Because life is worth living. I am so happy my suicide attempts all failed, because no matter how bad the economy is (I still haven’t paid all of September’s rent), no matter how dark things look — my life is better now. In ways I couldn’t have imagined when I was 11, 15, 18, even 23. Books gave me weapons. Many of the ones I read that helped me have been challenged enough times to make the list, because they’re “dangerous” for kids to read.

The only thing that’s dangerous is for kids to stop reading.

Had I stopped reading…well, I may not be here today. Reading gave me courage, hope, and the strength to see it through to the end. It’s not the end yet, and I’m not going anywhere.

For Banned Books Week, pick up a YA book that’s been challenged. It shouldn’t be hard; they’re everywhere. See what’s so dangerous about giving kids hope.

Goals, loosely outlined

It’s no longer Wednesday, so I can’t do Whatever Wednesday. Which means I had to come up with some B.S. for Thursday.

Not sure why I’m letting this get to me so much. It’s not very important.


Things I’m Gonna Do (also a song by Rasputina) 

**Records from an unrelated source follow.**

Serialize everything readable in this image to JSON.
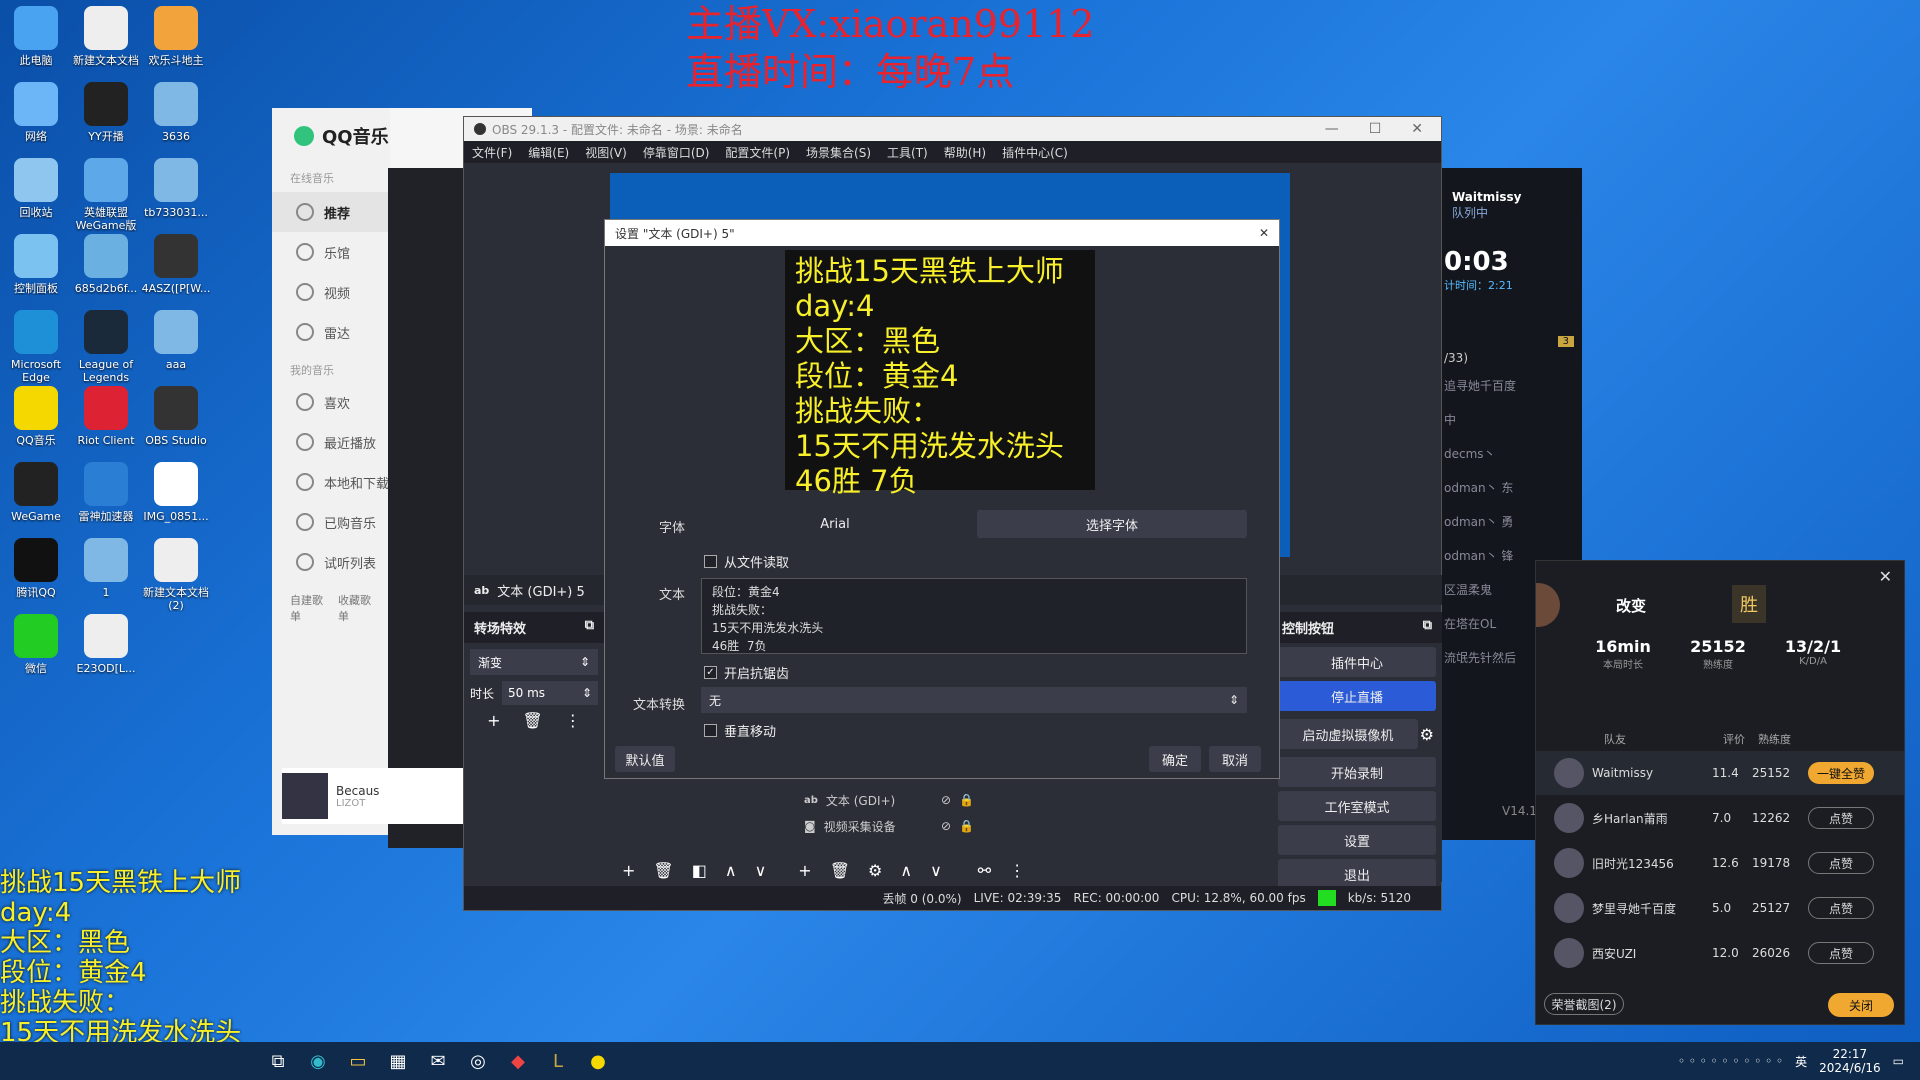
{
  "overlay_top": {
    "line1": "主播VX:xiaoran99112",
    "line2": "直播时间：每晚7点"
  },
  "desktop_icons": [
    {
      "label": "此电脑"
    },
    {
      "label": "新建文本文档"
    },
    {
      "label": "欢乐斗地主"
    },
    {
      "label": "网络"
    },
    {
      "label": "YY开播"
    },
    {
      "label": "3636"
    },
    {
      "label": "回收站"
    },
    {
      "label": "英雄联盟WeGame版"
    },
    {
      "label": "tb733031..."
    },
    {
      "label": "控制面板"
    },
    {
      "label": "685d2b6f..."
    },
    {
      "label": "4ASZ([P[W..."
    },
    {
      "label": "Microsoft Edge"
    },
    {
      "label": "League of Legends"
    },
    {
      "label": "aaa"
    },
    {
      "label": "QQ音乐"
    },
    {
      "label": "Riot Client"
    },
    {
      "label": "OBS Studio"
    },
    {
      "label": "WeGame"
    },
    {
      "label": "雷神加速器"
    },
    {
      "label": "IMG_0851..."
    },
    {
      "label": "腾讯QQ"
    },
    {
      "label": "1"
    },
    {
      "label": "新建文本文档 (2)"
    },
    {
      "label": "微信"
    },
    {
      "label": "E23OD[L..."
    }
  ],
  "qq_music": {
    "title": "QQ音乐",
    "section_online": "在线音乐",
    "items_online": [
      "推荐",
      "乐馆",
      "视频",
      "雷达"
    ],
    "section_mine": "我的音乐",
    "items_mine": [
      "喜欢",
      "最近播放",
      "本地和下载",
      "已购音乐",
      "试听列表"
    ],
    "tabs": [
      "自建歌单",
      "收藏歌单"
    ],
    "now_playing": {
      "title": "Becaus",
      "artist": "LIZOT"
    }
  },
  "obs": {
    "title": "OBS 29.1.3 - 配置文件: 未命名 - 场景: 未命名",
    "menu": [
      "文件(F)",
      "编辑(E)",
      "视图(V)",
      "停靠窗口(D)",
      "配置文件(P)",
      "场景集合(S)",
      "工具(T)",
      "帮助(H)",
      "插件中心(C)"
    ],
    "source_label": "文本 (GDI+) 5",
    "transitions_title": "转场特效",
    "transition_value": "渐变",
    "duration_label": "时长",
    "duration_value": "50 ms",
    "sources": [
      {
        "name": "文本 (GDI+)"
      },
      {
        "name": "视频采集设备"
      }
    ],
    "controls_title": "控制按钮",
    "controls": [
      "插件中心",
      "停止直播",
      "启动虚拟摄像机",
      "开始录制",
      "工作室模式",
      "设置",
      "退出"
    ],
    "status": {
      "dropped": "丢帧 0 (0.0%)",
      "live": "LIVE: 02:39:35",
      "rec": "REC: 00:00:00",
      "cpu": "CPU: 12.8%, 60.00 fps",
      "kbs": "kb/s: 5120"
    }
  },
  "dialog": {
    "title": "设置 \"文本 (GDI+) 5\"",
    "preview_lines": [
      "挑战15天黑铁上大师",
      "day:4",
      "大区：黑色",
      "段位：黄金4",
      "挑战失败：",
      "15天不用洗发水洗头",
      "46胜  7负"
    ],
    "font_label": "字体",
    "font_value": "Arial",
    "choose_font": "选择字体",
    "read_from_file": "从文件读取",
    "text_label": "文本",
    "text_value": "段位：黄金4\n挑战失败：\n15天不用洗发水洗头\n46胜  7负",
    "antialias": "开启抗锯齿",
    "transform_label": "文本转换",
    "transform_value": "无",
    "vertical": "垂直移动",
    "defaults": "默认值",
    "ok": "确定",
    "cancel": "取消"
  },
  "wegame": {
    "user": "Waitmissy",
    "status": "队列中",
    "timer": "0:03",
    "timer_sub": "计时间：2:21",
    "counter": "3",
    "ratio": "/33)",
    "list": [
      "追寻她千百度",
      "中",
      "decms丶",
      "odman丶 东",
      "odman丶 勇",
      "odman丶 锋",
      "区温柔鬼",
      "在塔在OL",
      "流氓先针然后"
    ],
    "version": "V14.12"
  },
  "lol_result": {
    "title": "改变",
    "badge": "胜",
    "stats": [
      {
        "value": "16min",
        "label": "本局时长"
      },
      {
        "value": "25152",
        "label": "熟练度"
      },
      {
        "value": "13/2/1",
        "label": "K/D/A"
      }
    ],
    "headers": [
      "队友",
      "评价",
      "熟练度"
    ],
    "players": [
      {
        "name": "Waitmissy",
        "score": "11.4",
        "mastery": "25152",
        "btn": "一键全赞"
      },
      {
        "name": "乡Harlan莆雨",
        "score": "7.0",
        "mastery": "12262",
        "btn": "点赞"
      },
      {
        "name": "旧时光123456",
        "score": "12.6",
        "mastery": "19178",
        "btn": "点赞"
      },
      {
        "name": "梦里寻她千百度",
        "score": "5.0",
        "mastery": "25127",
        "btn": "点赞"
      },
      {
        "name": "西安UZI",
        "score": "12.0",
        "mastery": "26026",
        "btn": "点赞"
      }
    ],
    "screenshot": "荣誉截图(2)",
    "close": "关闭"
  },
  "overlay_left": [
    "挑战15天黑铁上大师",
    "day:4",
    "大区：黑色",
    "段位：黄金4",
    "挑战失败：",
    "15天不用洗发水洗头",
    "46胜  7负"
  ],
  "taskbar": {
    "time": "22:17",
    "date": "2024/6/16",
    "ime": "英"
  },
  "colors": {
    "overlay_red": "#e8232d",
    "overlay_yellow": "#f7ef2a",
    "obs_blue": "#2c5bd8",
    "gold": "#f0a830"
  }
}
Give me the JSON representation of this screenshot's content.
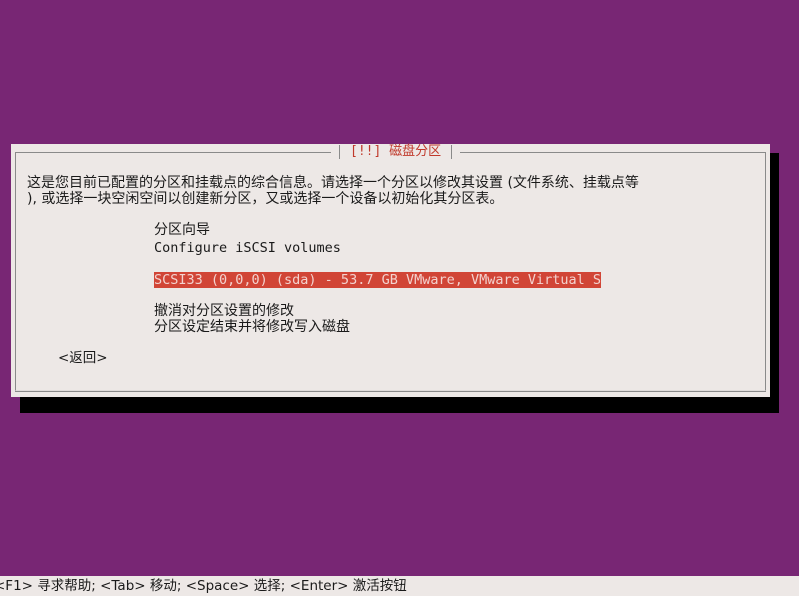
{
  "dialog": {
    "title": "[!!] 磁盘分区",
    "description_line1": "这是您目前已配置的分区和挂载点的综合信息。请选择一个分区以修改其设置 (文件系统、挂载点等",
    "description_line2": "), 或选择一块空闲空间以创建新分区，又或选择一个设备以初始化其分区表。",
    "menu": [
      {
        "label": "分区向导"
      },
      {
        "label": "Configure iSCSI volumes"
      },
      {
        "label": "SCSI33 (0,0,0) (sda) - 53.7 GB VMware, VMware Virtual S",
        "selected": true
      },
      {
        "label": "撤消对分区设置的修改"
      },
      {
        "label": "分区设定结束并将修改写入磁盘"
      }
    ],
    "back_button": "<返回>"
  },
  "statusbar": {
    "text": "<F1> 寻求帮助; <Tab> 移动; <Space> 选择; <Enter> 激活按钮"
  },
  "colors": {
    "background": "#782674",
    "dialog": "#ede8e6",
    "title": "#c0392b",
    "selection": "#d14536",
    "shadow": "#000000"
  }
}
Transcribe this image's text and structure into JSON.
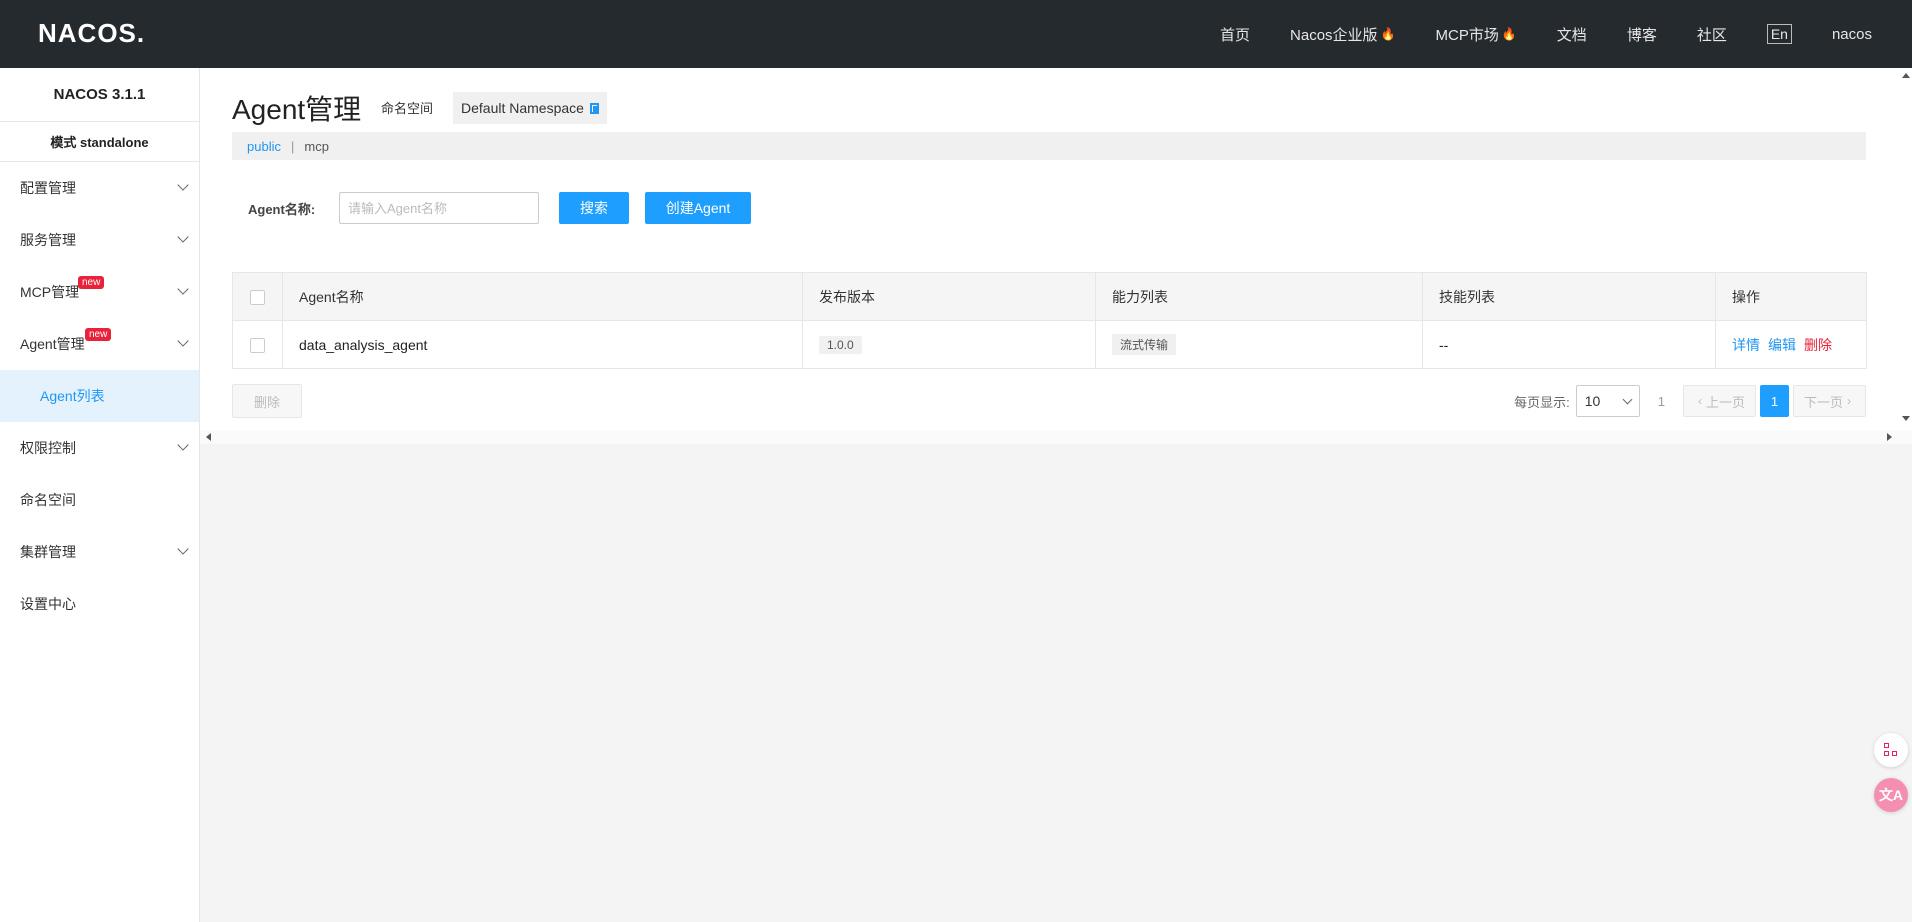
{
  "header": {
    "logo": "NACOS.",
    "nav": [
      {
        "label": "首页",
        "hot": false
      },
      {
        "label": "Nacos企业版",
        "hot": true
      },
      {
        "label": "MCP市场",
        "hot": true
      },
      {
        "label": "文档",
        "hot": false
      },
      {
        "label": "博客",
        "hot": false
      },
      {
        "label": "社区",
        "hot": false
      }
    ],
    "lang": "En",
    "user": "nacos"
  },
  "sidebar": {
    "version": "NACOS 3.1.1",
    "mode": "模式 standalone",
    "items": [
      {
        "label": "配置管理",
        "expandable": true
      },
      {
        "label": "服务管理",
        "expandable": true
      },
      {
        "label": "MCP管理",
        "expandable": true,
        "badge": "new"
      },
      {
        "label": "Agent管理",
        "expandable": true,
        "badge": "new"
      },
      {
        "label": "Agent列表",
        "sub": true,
        "active": true
      },
      {
        "label": "权限控制",
        "expandable": true
      },
      {
        "label": "命名空间",
        "expandable": false
      },
      {
        "label": "集群管理",
        "expandable": true
      },
      {
        "label": "设置中心",
        "expandable": false
      }
    ]
  },
  "main": {
    "title": "Agent管理",
    "namespace_label": "命名空间",
    "namespace_value": "Default Namespace",
    "ns_tabs": [
      "public",
      "mcp"
    ],
    "search": {
      "label": "Agent名称:",
      "placeholder": "请输入Agent名称",
      "search_btn": "搜索",
      "create_btn": "创建Agent"
    },
    "table": {
      "columns": [
        "Agent名称",
        "发布版本",
        "能力列表",
        "技能列表",
        "操作"
      ],
      "rows": [
        {
          "name": "data_analysis_agent",
          "version": "1.0.0",
          "capability": "流式传输",
          "skills": "--",
          "ops": [
            "详情",
            "编辑",
            "删除"
          ]
        }
      ]
    },
    "delete_btn": "删除",
    "pager": {
      "per_page_label": "每页显示:",
      "per_page": "10",
      "total": "1",
      "prev": "上一页",
      "next": "下一页",
      "current": "1"
    }
  },
  "colors": {
    "header_bg": "#252a2f",
    "primary": "#1e9fff",
    "danger": "#e8223b",
    "active_bg": "#e3f2fd"
  }
}
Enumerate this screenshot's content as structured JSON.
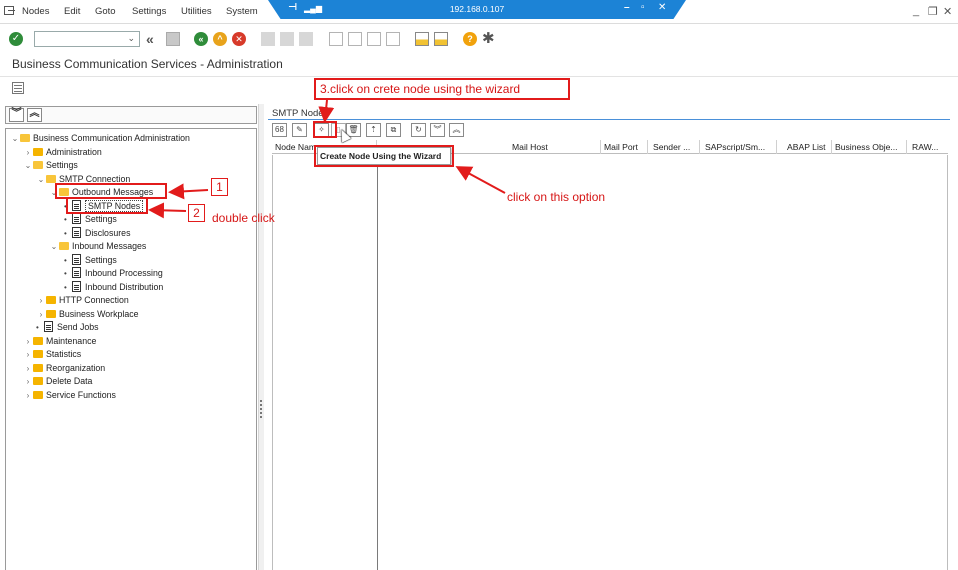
{
  "menubar": {
    "items": [
      {
        "label": "Nodes",
        "u": "N"
      },
      {
        "label": "Edit",
        "u": "E"
      },
      {
        "label": "Goto",
        "u": "G"
      },
      {
        "label": "Settings",
        "u": "S"
      },
      {
        "label": "Utilities",
        "u": "U"
      },
      {
        "label": "System",
        "u": "y"
      }
    ],
    "rdp_ip": "192.168.0.107"
  },
  "page_title": "Business Communication Services - Administration",
  "tree": {
    "root": "Business Communication Administration",
    "administration": "Administration",
    "settings": "Settings",
    "smtp_connection": "SMTP Connection",
    "outbound_messages": "Outbound Messages",
    "smtp_nodes": "SMTP Nodes",
    "settings_sub": "Settings",
    "disclosures": "Disclosures",
    "inbound_messages": "Inbound Messages",
    "inbound_settings": "Settings",
    "inbound_processing": "Inbound Processing",
    "inbound_distribution": "Inbound Distribution",
    "http_connection": "HTTP Connection",
    "business_workplace": "Business Workplace",
    "send_jobs": "Send Jobs",
    "maintenance": "Maintenance",
    "statistics": "Statistics",
    "reorganization": "Reorganization",
    "delete_data": "Delete Data",
    "service_functions": "Service Functions"
  },
  "right_panel": {
    "title": "SMTP Nodes",
    "columns": [
      "Node Nam",
      "Mail Host",
      "Mail Port",
      "Sender ...",
      "SAPscript/Sm...",
      "ABAP List",
      "Business Obje...",
      "RAW..."
    ],
    "tooltip": "Create Node Using the Wizard"
  },
  "annotations": {
    "step1": "1",
    "step2": "2",
    "double_click": "double click",
    "step3": "3.click on crete node using the wizard",
    "click_option": "click on this option"
  },
  "colors": {
    "annotation_red": "#e21b1b",
    "rdp_blue": "#1c83d6",
    "folder_yellow": "#f5b400"
  }
}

  • Release date for Bellica has been pushed from January 2012 to November 2011, Thanksgiving Weekend. In time to get it as a Christmas gift for your WASP relatives! Kidding. They wouldn’t like it. (Which may be greater incentive to get it for them, what am I saying.)
  • My family is made of WASPs so I can say this.
  • Currently editing like…something that edits a lot. An editor. Fiendishly. A fiendish editor. There are a lot of fracking chapters in this book, you know? And a lot of detail-tweaking — this is the problem with just getting it written and then having to change things later — it is so easy for your completely different culture that you’re writing about to get eclipsed by the culture in which you were raised, and you forget that it’s more natural for men to wear skirts in your world. And you have to go through and change it all. Again and again and again. Thank Goddess for Scrivener.
  • glasstown, my poetry book, is in the process of being released as an ebook. It’s not taking precedence over Bellica, however, so don’t expect to see it till Christmas-time, perhaps afterwards.
  • Still looking for a model for the cover of Bellica. Would be so easy if I could just call Milla Jovovich up, but she doesn’t know me. (Yet.)
  • I will probably be volunteering at the Vancouver International Writer’s Festival. You should come by and say hi to me. (I cannot tell you where I’ll be, but you should recognize me — I’m pretty distinctive. Fat with short blond hair. Easy.)

Other random things

  • My sewing machine got fixed. I finally buckled and downloaded the owner’s manual, like a smart person. I also fixed it by re-screwing it into the table. Heh. Screwing.
  • The older Singer is a bedside table in my boyfriend’s house currently.  (It wasn’t when I posted before because he needed to clean his room and he finally did that yesterday.)
  • I made my costumes for P&F and they were pretty awesome. I also made a skirt. In a day. What can I say — I’m good.
  • My sleep schedule is pretty messed up right now.
  • Burlesque workshop with the awesome Screaming Chickens on Friday! My mom registered me. I’m so excited.

So, yes. Stay tuned for Fiction Friday (probably more notes from the Revision Pile, but maybe not! Who knows?) and Science Fiction Fantasy Saturday (moved to this blog, for various reasons).

Oh geez, looks like I got a schedule without planning one. Welp. Time to add a page.